When Is There Personal Liability for LLC and Corporate Debts?
Many people opt to do business as a corporation to limit their personal liability for their businesses’ debts. In essence, the business owners and/or corporate officers form a separate entity, and do business together as the entity. The entity itself will be liable for its own debts.
However, this is not a guaranteed method for the business owners to forgo all personal liability. Depending on whether corporate formalities are followed, the business owners may still be personally liable for their businesses’ debts.
Below are instances where personal liability is found.
Cosigning a loan is a voluntary act, in which the cosigner guarantees the debt of another. In other words, the cosigner is allowing the creditor to go after him for repayment if the borrower cannot pay. As such, this act is completely separate from the duties of a business owner of a LLC or corporation. By cosigning, the cosigner will be personally liable for the corporate debts even if he would not be if he were merely an owner.
A creditor may force a business owner to pledge some of his property as collateral if his new business does not have many assets. Thus, if the business entity is unable to repay its loans, then the creditor can take the collateral. Collateral normally comes in the form of property such as the business owner’s house.

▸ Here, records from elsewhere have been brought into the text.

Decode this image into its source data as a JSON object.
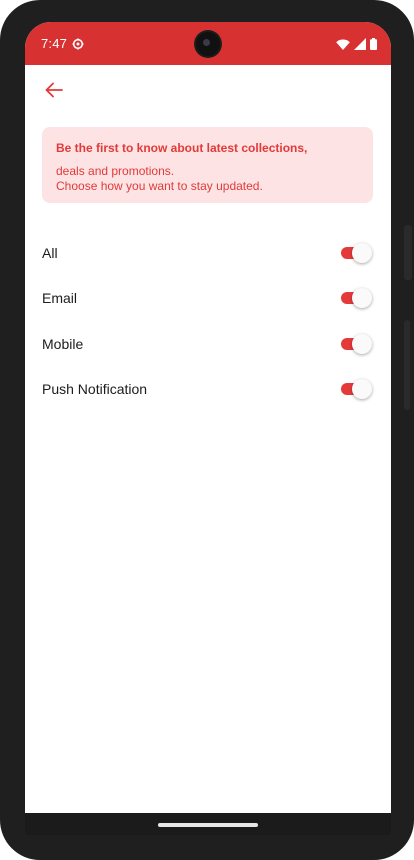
{
  "status_bar": {
    "time": "7:47",
    "gear_icon": "settings-gear-icon",
    "wifi_icon": "wifi-icon",
    "signal_icon": "cell-signal-icon",
    "battery_icon": "battery-icon",
    "background_color": "#d83131"
  },
  "header": {
    "back_icon": "arrow-left-icon",
    "accent_color": "#e23a3a"
  },
  "banner": {
    "title": "Be the first to know about latest collections,",
    "line1": "deals and promotions.",
    "line2": "Choose how you want to stay updated.",
    "background_color": "#fde3e3",
    "text_color": "#e23a3a"
  },
  "settings": {
    "items": [
      {
        "label": "All",
        "enabled": true
      },
      {
        "label": "Email",
        "enabled": true
      },
      {
        "label": "Mobile",
        "enabled": true
      },
      {
        "label": "Push Notification",
        "enabled": true
      }
    ],
    "toggle_on_color": "#e53a3a"
  }
}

The good thing about the collateral is that the business owner and officer will only be personally liable for whatever the collateral is only. So, if the debt is greater than the collateral pledged, then the creditor cannot go after his other assets.
Piercing the Corporate Veil

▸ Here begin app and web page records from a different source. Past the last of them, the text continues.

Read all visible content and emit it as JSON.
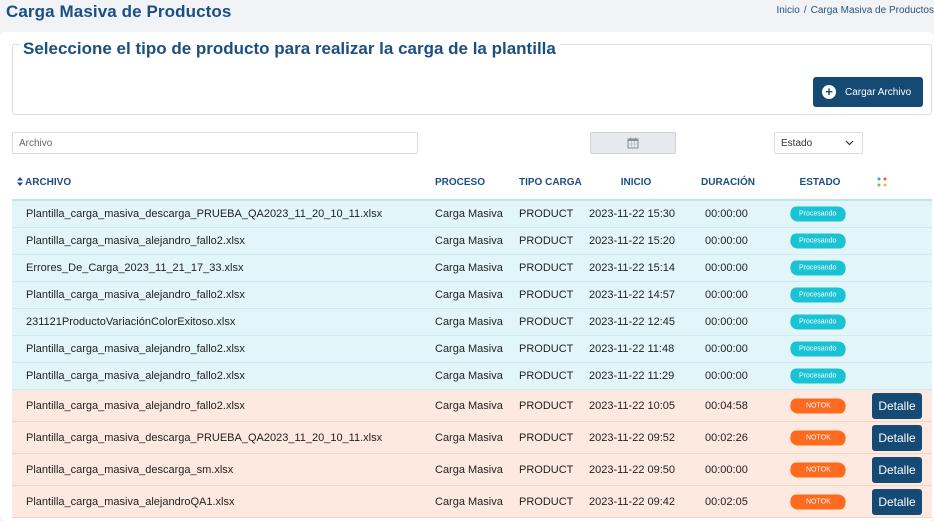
{
  "header": {
    "title": "Carga Masiva de Productos",
    "breadcrumb": {
      "home": "Inicio",
      "separator": "/",
      "current": "Carga Masiva de Productos"
    }
  },
  "upload": {
    "title": "Seleccione el tipo de producto para realizar la carga de la plantilla",
    "button_label": "Cargar Archivo"
  },
  "filters": {
    "archivo_placeholder": "Archivo",
    "estado_label": "Estado"
  },
  "table": {
    "columns": {
      "archivo": "ARCHIVO",
      "proceso": "PROCESO",
      "tipo_carga": "TIPO CARGA",
      "inicio": "INICIO",
      "duracion": "DURACIÓN",
      "estado": "ESTADO"
    },
    "detail_label": "Detalle",
    "rows": [
      {
        "archivo": "Plantilla_carga_masiva_descarga_PRUEBA_QA2023_11_20_10_11.xlsx",
        "proceso": "Carga Masiva",
        "tipo": "PRODUCT",
        "inicio": "2023-11-22 15:30",
        "duracion": "00:00:00",
        "estado": "Procesando",
        "status": "proc"
      },
      {
        "archivo": "Plantilla_carga_masiva_alejandro_fallo2.xlsx",
        "proceso": "Carga Masiva",
        "tipo": "PRODUCT",
        "inicio": "2023-11-22 15:20",
        "duracion": "00:00:00",
        "estado": "Procesando",
        "status": "proc"
      },
      {
        "archivo": "Errores_De_Carga_2023_11_21_17_33.xlsx",
        "proceso": "Carga Masiva",
        "tipo": "PRODUCT",
        "inicio": "2023-11-22 15:14",
        "duracion": "00:00:00",
        "estado": "Procesando",
        "status": "proc"
      },
      {
        "archivo": "Plantilla_carga_masiva_alejandro_fallo2.xlsx",
        "proceso": "Carga Masiva",
        "tipo": "PRODUCT",
        "inicio": "2023-11-22 14:57",
        "duracion": "00:00:00",
        "estado": "Procesando",
        "status": "proc"
      },
      {
        "archivo": "231121ProductoVariaciónColorExitoso.xlsx",
        "proceso": "Carga Masiva",
        "tipo": "PRODUCT",
        "inicio": "2023-11-22 12:45",
        "duracion": "00:00:00",
        "estado": "Procesando",
        "status": "proc"
      },
      {
        "archivo": "Plantilla_carga_masiva_alejandro_fallo2.xlsx",
        "proceso": "Carga Masiva",
        "tipo": "PRODUCT",
        "inicio": "2023-11-22 11:48",
        "duracion": "00:00:00",
        "estado": "Procesando",
        "status": "proc"
      },
      {
        "archivo": "Plantilla_carga_masiva_alejandro_fallo2.xlsx",
        "proceso": "Carga Masiva",
        "tipo": "PRODUCT",
        "inicio": "2023-11-22 11:29",
        "duracion": "00:00:00",
        "estado": "Procesando",
        "status": "proc"
      },
      {
        "archivo": "Plantilla_carga_masiva_alejandro_fallo2.xlsx",
        "proceso": "Carga Masiva",
        "tipo": "PRODUCT",
        "inicio": "2023-11-22 10:05",
        "duracion": "00:04:58",
        "estado": "NOTOK",
        "status": "notok"
      },
      {
        "archivo": "Plantilla_carga_masiva_descarga_PRUEBA_QA2023_11_20_10_11.xlsx",
        "proceso": "Carga Masiva",
        "tipo": "PRODUCT",
        "inicio": "2023-11-22 09:52",
        "duracion": "00:02:26",
        "estado": "NOTOK",
        "status": "notok"
      },
      {
        "archivo": "Plantilla_carga_masiva_descarga_sm.xlsx",
        "proceso": "Carga Masiva",
        "tipo": "PRODUCT",
        "inicio": "2023-11-22 09:50",
        "duracion": "00:00:00",
        "estado": "NOTOK",
        "status": "notok"
      },
      {
        "archivo": "Plantilla_carga_masiva_alejandroQA1.xlsx",
        "proceso": "Carga Masiva",
        "tipo": "PRODUCT",
        "inicio": "2023-11-22 09:42",
        "duracion": "00:02:05",
        "estado": "NOTOK",
        "status": "notok"
      }
    ]
  },
  "colors": {
    "brand": "#154a75",
    "title": "#1b4f82",
    "processing": "#19c3d3",
    "notok": "#ff6a1f",
    "row_processing_bg": "#e2f6fa",
    "row_notok_bg": "#fde9df"
  },
  "icons": {
    "upload": "plus-circle-icon",
    "date_filter": "calendar-icon",
    "estado_dropdown": "chevron-down-icon",
    "sort": "sort-icon",
    "columns": "column-settings-icon"
  }
}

The corporate formation of your business entity can only protect you if it was formed properly, all officers followed the corporate rules, and the business entity is indeed a separate entity from the owners. If not, then the owners will not be protected by the business entity.
In essence, the corporate veil that protects the owners and officers from personal liability will be pierced if:
- Corporate formalities, such as mandatory meeting minutes, are not followed;
- Owner exerts too much control over the business entity;
- Owners are commingling their personal funds with the corporate funds; or
- Corporation was not funded sufficiently to protect against foreseeable debts.
If the owners or officers committed fraud in anyway, then they may be personally liable for the business entity’s debts. For example, if the owners and officers lied on a loan application or if they formed the business entity for the purpose of committing fraud.
Consulting an Attorney
If you are interested in forming a LLC or corporation, please contact a business lawyer. He will draft you formation documents properly and advise you on your acts such that you will not be personally liable for any future debts of the business.
Authored by Mabel Yee, LegalMatch Legal Writer.